**Exercise instructions**:
Each line of the material must be reproduced exactly; pictures stay out.

**Provided entries**:

┌────────

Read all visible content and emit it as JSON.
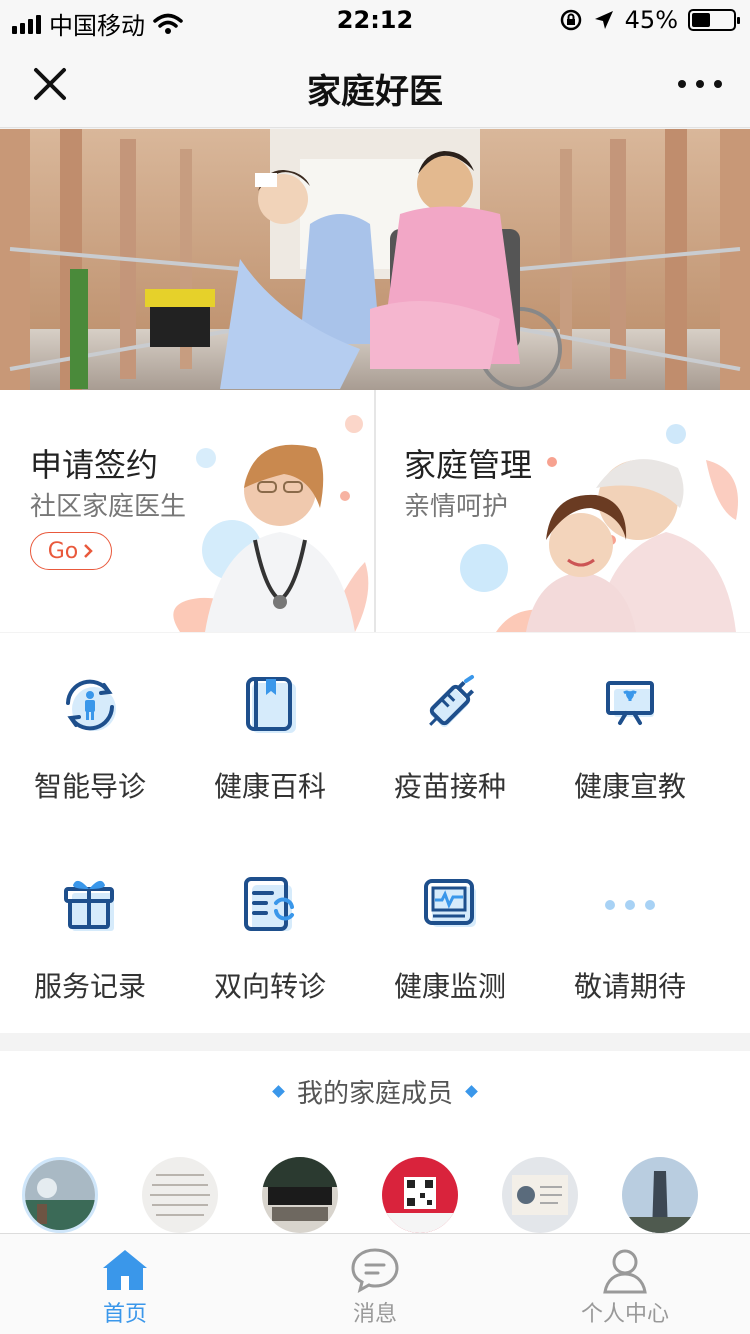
{
  "status_bar": {
    "carrier": "中国移动",
    "time": "22:12",
    "battery": "45%",
    "battery_level": 0.45
  },
  "nav": {
    "title": "家庭好医"
  },
  "promo": {
    "left": {
      "title": "申请签约",
      "subtitle": "社区家庭医生",
      "button": "Go"
    },
    "right": {
      "title": "家庭管理",
      "subtitle": "亲情呵护"
    }
  },
  "features": [
    {
      "label": "智能导诊",
      "icon": "person-refresh-icon"
    },
    {
      "label": "健康百科",
      "icon": "book-icon"
    },
    {
      "label": "疫苗接种",
      "icon": "syringe-icon"
    },
    {
      "label": "健康宣教",
      "icon": "presentation-board-icon"
    },
    {
      "label": "服务记录",
      "icon": "gift-icon"
    },
    {
      "label": "双向转诊",
      "icon": "document-refresh-icon"
    },
    {
      "label": "健康监测",
      "icon": "monitor-icon"
    },
    {
      "label": "敬请期待",
      "icon": "more-dots-icon"
    }
  ],
  "family": {
    "title": "我的家庭成员"
  },
  "tabbar": [
    {
      "label": "首页",
      "icon": "home-icon",
      "active": true
    },
    {
      "label": "消息",
      "icon": "chat-icon",
      "active": false
    },
    {
      "label": "个人中心",
      "icon": "person-icon",
      "active": false
    }
  ],
  "colors": {
    "accent": "#3a97ea",
    "go_button": "#e9593c"
  }
}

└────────

**Task result**:
Read all visible content and emit it as JSON.
{
  "status_bar": {
    "carrier": "中国移动",
    "time": "22:12",
    "battery": "45%",
    "battery_level": 0.45
  },
  "nav": {
    "title": "家庭好医"
  },
  "promo": {
    "left": {
      "title": "申请签约",
      "subtitle": "社区家庭医生",
      "button": "Go"
    },
    "right": {
      "title": "家庭管理",
      "subtitle": "亲情呵护"
    }
  },
  "features": [
    {
      "label": "智能导诊",
      "icon": "person-refresh-icon"
    },
    {
      "label": "健康百科",
      "icon": "book-icon"
    },
    {
      "label": "疫苗接种",
      "icon": "syringe-icon"
    },
    {
      "label": "健康宣教",
      "icon": "presentation-board-icon"
    },
    {
      "label": "服务记录",
      "icon": "gift-icon"
    },
    {
      "label": "双向转诊",
      "icon": "document-refresh-icon"
    },
    {
      "label": "健康监测",
      "icon": "monitor-icon"
    },
    {
      "label": "敬请期待",
      "icon": "more-dots-icon"
    }
  ],
  "family": {
    "title": "我的家庭成员"
  },
  "tabbar": [
    {
      "label": "首页",
      "icon": "home-icon",
      "active": true
    },
    {
      "label": "消息",
      "icon": "chat-icon",
      "active": false
    },
    {
      "label": "个人中心",
      "icon": "person-icon",
      "active": false
    }
  ],
  "colors": {
    "accent": "#3a97ea",
    "go_button": "#e9593c"
  }
}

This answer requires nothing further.